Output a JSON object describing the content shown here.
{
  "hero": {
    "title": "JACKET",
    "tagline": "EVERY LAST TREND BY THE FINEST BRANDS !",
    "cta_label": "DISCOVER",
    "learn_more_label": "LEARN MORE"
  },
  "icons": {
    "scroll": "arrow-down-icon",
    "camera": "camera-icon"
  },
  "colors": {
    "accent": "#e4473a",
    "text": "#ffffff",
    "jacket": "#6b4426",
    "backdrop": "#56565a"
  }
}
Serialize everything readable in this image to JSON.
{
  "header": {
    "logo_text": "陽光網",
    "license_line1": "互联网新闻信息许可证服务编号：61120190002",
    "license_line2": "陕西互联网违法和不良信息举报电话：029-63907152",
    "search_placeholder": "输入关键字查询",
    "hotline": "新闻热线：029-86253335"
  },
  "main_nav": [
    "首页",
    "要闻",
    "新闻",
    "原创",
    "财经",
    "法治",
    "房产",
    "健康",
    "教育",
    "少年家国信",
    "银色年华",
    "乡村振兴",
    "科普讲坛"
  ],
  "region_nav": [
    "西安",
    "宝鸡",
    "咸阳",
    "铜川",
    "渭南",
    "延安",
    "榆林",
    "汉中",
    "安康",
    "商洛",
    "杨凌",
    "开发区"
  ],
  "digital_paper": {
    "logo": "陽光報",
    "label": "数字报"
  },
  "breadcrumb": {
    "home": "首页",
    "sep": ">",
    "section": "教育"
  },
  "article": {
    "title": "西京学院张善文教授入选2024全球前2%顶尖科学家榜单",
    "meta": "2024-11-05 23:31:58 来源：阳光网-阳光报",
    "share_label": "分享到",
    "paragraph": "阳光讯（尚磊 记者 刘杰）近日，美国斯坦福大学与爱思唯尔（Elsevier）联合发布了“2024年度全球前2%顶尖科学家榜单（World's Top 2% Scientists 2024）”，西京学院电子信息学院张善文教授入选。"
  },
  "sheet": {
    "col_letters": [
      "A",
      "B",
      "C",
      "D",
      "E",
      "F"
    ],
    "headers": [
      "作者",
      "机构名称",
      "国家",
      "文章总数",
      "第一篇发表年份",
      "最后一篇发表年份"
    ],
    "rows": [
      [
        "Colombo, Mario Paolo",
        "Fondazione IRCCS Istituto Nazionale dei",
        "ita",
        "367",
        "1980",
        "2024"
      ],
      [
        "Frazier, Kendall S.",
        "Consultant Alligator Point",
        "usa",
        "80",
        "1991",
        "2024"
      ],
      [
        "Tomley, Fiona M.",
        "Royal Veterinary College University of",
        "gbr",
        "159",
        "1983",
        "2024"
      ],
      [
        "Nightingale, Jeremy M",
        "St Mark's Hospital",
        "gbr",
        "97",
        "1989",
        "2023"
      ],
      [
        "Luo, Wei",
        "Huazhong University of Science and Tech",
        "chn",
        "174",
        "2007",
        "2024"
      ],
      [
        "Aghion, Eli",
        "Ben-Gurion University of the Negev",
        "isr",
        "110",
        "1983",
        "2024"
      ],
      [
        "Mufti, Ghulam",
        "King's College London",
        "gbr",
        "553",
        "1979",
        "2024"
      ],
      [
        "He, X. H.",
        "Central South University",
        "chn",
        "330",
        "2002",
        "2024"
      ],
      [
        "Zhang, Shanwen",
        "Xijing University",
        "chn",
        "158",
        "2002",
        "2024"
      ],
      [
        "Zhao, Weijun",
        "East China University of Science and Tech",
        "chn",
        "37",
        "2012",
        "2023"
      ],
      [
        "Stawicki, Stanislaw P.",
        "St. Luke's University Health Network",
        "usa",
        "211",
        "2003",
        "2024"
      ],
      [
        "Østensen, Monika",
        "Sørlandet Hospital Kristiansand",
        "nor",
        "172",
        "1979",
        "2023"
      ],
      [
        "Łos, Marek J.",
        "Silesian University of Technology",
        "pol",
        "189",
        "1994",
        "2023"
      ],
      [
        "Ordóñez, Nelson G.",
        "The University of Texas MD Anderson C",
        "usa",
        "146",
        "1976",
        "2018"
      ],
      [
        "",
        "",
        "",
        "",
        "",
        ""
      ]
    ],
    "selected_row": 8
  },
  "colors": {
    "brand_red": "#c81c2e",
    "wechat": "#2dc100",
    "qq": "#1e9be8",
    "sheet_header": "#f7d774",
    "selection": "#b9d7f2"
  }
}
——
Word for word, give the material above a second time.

YOUR RESPONSE:
Output a JSON object describing the content shown here.
{
  "hero": {
    "title": "JACKET",
    "tagline": "EVERY LAST TREND BY THE FINEST BRANDS !",
    "cta_label": "DISCOVER",
    "learn_more_label": "LEARN MORE"
  },
  "icons": {
    "scroll": "arrow-down-icon",
    "camera": "camera-icon"
  },
  "colors": {
    "accent": "#e4473a",
    "text": "#ffffff",
    "jacket": "#6b4426",
    "backdrop": "#56565a"
  }
}
Serialize everything readable in this image to JSON.
{
  "header": {
    "logo_text": "陽光網",
    "license_line1": "互联网新闻信息许可证服务编号：61120190002",
    "license_line2": "陕西互联网违法和不良信息举报电话：029-63907152",
    "search_placeholder": "输入关键字查询",
    "hotline": "新闻热线：029-86253335"
  },
  "main_nav": [
    "首页",
    "要闻",
    "新闻",
    "原创",
    "财经",
    "法治",
    "房产",
    "健康",
    "教育",
    "少年家国信",
    "银色年华",
    "乡村振兴",
    "科普讲坛"
  ],
  "region_nav": [
    "西安",
    "宝鸡",
    "咸阳",
    "铜川",
    "渭南",
    "延安",
    "榆林",
    "汉中",
    "安康",
    "商洛",
    "杨凌",
    "开发区"
  ],
  "digital_paper": {
    "logo": "陽光報",
    "label": "数字报"
  },
  "breadcrumb": {
    "home": "首页",
    "sep": ">",
    "section": "教育"
  },
  "article": {
    "title": "西京学院张善文教授入选2024全球前2%顶尖科学家榜单",
    "meta": "2024-11-05 23:31:58 来源：阳光网-阳光报",
    "share_label": "分享到",
    "paragraph": "阳光讯（尚磊 记者 刘杰）近日，美国斯坦福大学与爱思唯尔（Elsevier）联合发布了“2024年度全球前2%顶尖科学家榜单（World's Top 2% Scientists 2024）”，西京学院电子信息学院张善文教授入选。"
  },
  "sheet": {
    "col_letters": [
      "A",
      "B",
      "C",
      "D",
      "E",
      "F"
    ],
    "headers": [
      "作者",
      "机构名称",
      "国家",
      "文章总数",
      "第一篇发表年份",
      "最后一篇发表年份"
    ],
    "rows": [
      [
        "Colombo, Mario Paolo",
        "Fondazione IRCCS Istituto Nazionale dei",
        "ita",
        "367",
        "1980",
        "2024"
      ],
      [
        "Frazier, Kendall S.",
        "Consultant Alligator Point",
        "usa",
        "80",
        "1991",
        "2024"
      ],
      [
        "Tomley, Fiona M.",
        "Royal Veterinary College University of",
        "gbr",
        "159",
        "1983",
        "2024"
      ],
      [
        "Nightingale, Jeremy M",
        "St Mark's Hospital",
        "gbr",
        "97",
        "1989",
        "2023"
      ],
      [
        "Luo, Wei",
        "Huazhong University of Science and Tech",
        "chn",
        "174",
        "2007",
        "2024"
      ],
      [
        "Aghion, Eli",
        "Ben-Gurion University of the Negev",
        "isr",
        "110",
        "1983",
        "2024"
      ],
      [
        "Mufti, Ghulam",
        "King's College London",
        "gbr",
        "553",
        "1979",
        "2024"
      ],
      [
        "He, X. H.",
        "Central South University",
        "chn",
        "330",
        "2002",
        "2024"
      ],
      [
        "Zhang, Shanwen",
        "Xijing University",
        "chn",
        "158",
        "2002",
        "2024"
      ],
      [
        "Zhao, Weijun",
        "East China University of Science and Tech",
        "chn",
        "37",
        "2012",
        "2023"
      ],
      [
        "Stawicki, Stanislaw P.",
        "St. Luke's University Health Network",
        "usa",
        "211",
        "2003",
        "2024"
      ],
      [
        "Østensen, Monika",
        "Sørlandet Hospital Kristiansand",
        "nor",
        "172",
        "1979",
        "2023"
      ],
      [
        "Łos, Marek J.",
        "Silesian University of Technology",
        "pol",
        "189",
        "1994",
        "2023"
      ],
      [
        "Ordóñez, Nelson G.",
        "The University of Texas MD Anderson C",
        "usa",
        "146",
        "1976",
        "2018"
      ],
      [
        "",
        "",
        "",
        "",
        "",
        ""
      ]
    ],
    "selected_row": 8
  },
  "colors": {
    "brand_red": "#c81c2e",
    "wechat": "#2dc100",
    "qq": "#1e9be8",
    "sheet_header": "#f7d774",
    "selection": "#b9d7f2"
  }
}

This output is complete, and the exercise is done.